1930 AJS R7 Racing Motorcycle
Frame no. 145 359R
Engine no. 145 359R
Produced in Wolverhampton, England, the first AJS machines were sidevalve-engined lightweights offered with belt-drive transmission or optional all-chain drive with a two-speed countershaft gearbox. This latter feature enabled them to put up a good showing in the Isle of Man TT's new Junior Class for 350cc machines, an event AJS would later dominate with its famous 'Big Port' racers. By the late 1920s the 'Big Port' was nearing the end of its development, and in 1927 AJS's works race bikes appeared with a new overhead-camshaft engine. Instead of the customary shaft and bevel gears, the camshaft was chain driven, its distinctive cast-alloy case extending forwards to the front-mounted magneto. After initial lubrication problems had been sorted out, works rider Jimmy Simpson rode the 350cc version to victory in the Belgian, Swiss, Austrian and European Grands Prix in 1927. A catalogued model from 1928, the 'cammy' AJS was built in 350cc (K7) and 500cc (K10) capacities initially, customer versions being equipped with three-speed gearboxes rather than the works bikes' four-speed units. Both models were extensively improved for 1929, boasting redesigned frames, Webb forks, a stronger crankcase, different camshaft, larger brakes, a four-speed gearbox and the fashionable saddle tank. By the season's end the 350cc model (now designated 'M7') had chalked up victories in the German TT and the Grands Prix of Austria, Ulster and Europe. A 250cc version followed, Jimmy Guthrie winning the Lightweight TT on one in 1930. By this time Freddie Hicks had been hired as AJS's No.1 works rider and his renowned development skills had resulted in further improvements to the factory bikes, which scored 350-class wins at the Dutch TT and the Grands Prix of Germany, Austria, France and Ulster. Sadly, AJS's worsening financial situation curtailed further development, and although cammy S7 and S10 models were listed for 1931, production ceased later that year when the company was taken over by Matchless.
A 1930 model (as indicated by the 'R' frame/engine number suffix) this cammy AJS was previously registered 'KW 9121' in the UK (the registration being issued in Bradford, West Yorkshire) though nothing is known of its early history there. The machine subsequently passed to the Daytona Speedway Museum and in the 1990s was acquired by Team Obsolete, who reconditioned the engine and fitted new tires. It is missing the shift mechanism and instruments, and needs a full cosmetic restoration. Offered with bill of sale.

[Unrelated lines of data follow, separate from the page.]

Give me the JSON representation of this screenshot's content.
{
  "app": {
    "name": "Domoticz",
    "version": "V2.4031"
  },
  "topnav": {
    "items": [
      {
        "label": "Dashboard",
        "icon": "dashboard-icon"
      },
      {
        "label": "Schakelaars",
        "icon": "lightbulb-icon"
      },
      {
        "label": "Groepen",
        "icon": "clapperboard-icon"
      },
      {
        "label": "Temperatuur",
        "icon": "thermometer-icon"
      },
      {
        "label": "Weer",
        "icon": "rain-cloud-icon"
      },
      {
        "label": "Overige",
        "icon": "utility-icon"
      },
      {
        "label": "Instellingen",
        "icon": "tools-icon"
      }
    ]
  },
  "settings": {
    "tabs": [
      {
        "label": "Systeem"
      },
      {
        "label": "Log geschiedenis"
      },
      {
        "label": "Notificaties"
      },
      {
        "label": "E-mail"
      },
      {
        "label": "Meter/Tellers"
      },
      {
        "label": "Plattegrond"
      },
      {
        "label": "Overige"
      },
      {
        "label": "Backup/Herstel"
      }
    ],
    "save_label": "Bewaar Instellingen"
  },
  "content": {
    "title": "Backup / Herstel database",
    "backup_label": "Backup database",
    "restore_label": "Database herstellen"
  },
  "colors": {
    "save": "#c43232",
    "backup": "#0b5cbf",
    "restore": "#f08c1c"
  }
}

- Please note the revised estimate is $10,000-$15,000.
Please note that the correct frame and engine numbers for this motorcycle are R145259 and 145259R respectively.